Reasons to switch to Cheeky Wipes, skin friendly, great for sensitive skin, eczema & dermatitis
1 CommentMonday, 3 March 2014 | Admin
Update 4th March - Can't quite believe that on the same day I published this blog post, a letter was published to the Australian Medical Journal about the rise in contact dermatitis caused by a preservative Methylisothiazolinone, found in many disposable wipes products. Read more here....
I thought it was worth taking a look at reasons to switch to Cheeky Wipes cloth baby wipes, rather than disposable wipes.
I've suffered from eczema since I was about 5 years old and unfortunately have never grown out of it. I'm still prone to flare ups (stress and alcohol seem to play a part in this) and as a result have always been careful what I use on my skin and washing powder etc.
When my eldest son was born, I quickly found that the eczema on my hands meant using disposable baby wipes (even the sensitive ones!) wasn't an option. Even the sensitive skin formulations reddened and irritated my skin.
As I was using cloth nappies anyway, this prompted me to switch to cloth wipes. Initially I soaked them in chamomile tea bags and lavender, but quickly realised that using an essential oil solution was quicker, cheaper and more convenient.
If you have sensitive skin, the best thing about Cheeky wipes is that you can even use them with just plain old water too, so they're brilliant for the first 6 weeks when your baby is newborn and midwives recommend using water only to cleanse your baby. You simply need to only soak as many as you would use in a day as the lavender oil acts as a preservative.
Even when you do add the lavender oil, with 400ml of water and 4 or 5 drops of oil, it works out at 99.84% water to oil - just as pure as any wipe on the market!
Not Paint Stripper

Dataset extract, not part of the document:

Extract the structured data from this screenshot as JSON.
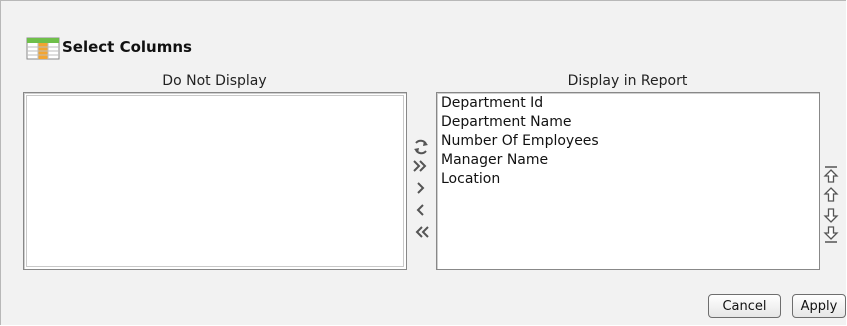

I'm not saying that Cheeky Wipes are a miracle cure for eczema and sensitive skin, however they just aren't full of the chemicals used in disposable baby wipes. I recently was FORCED to buy disposable baby wipes by a painter who wanted them to remove splashes of paint from the walls! Now seriously, if you use them to remove paint, why would you use them on your baby's skin?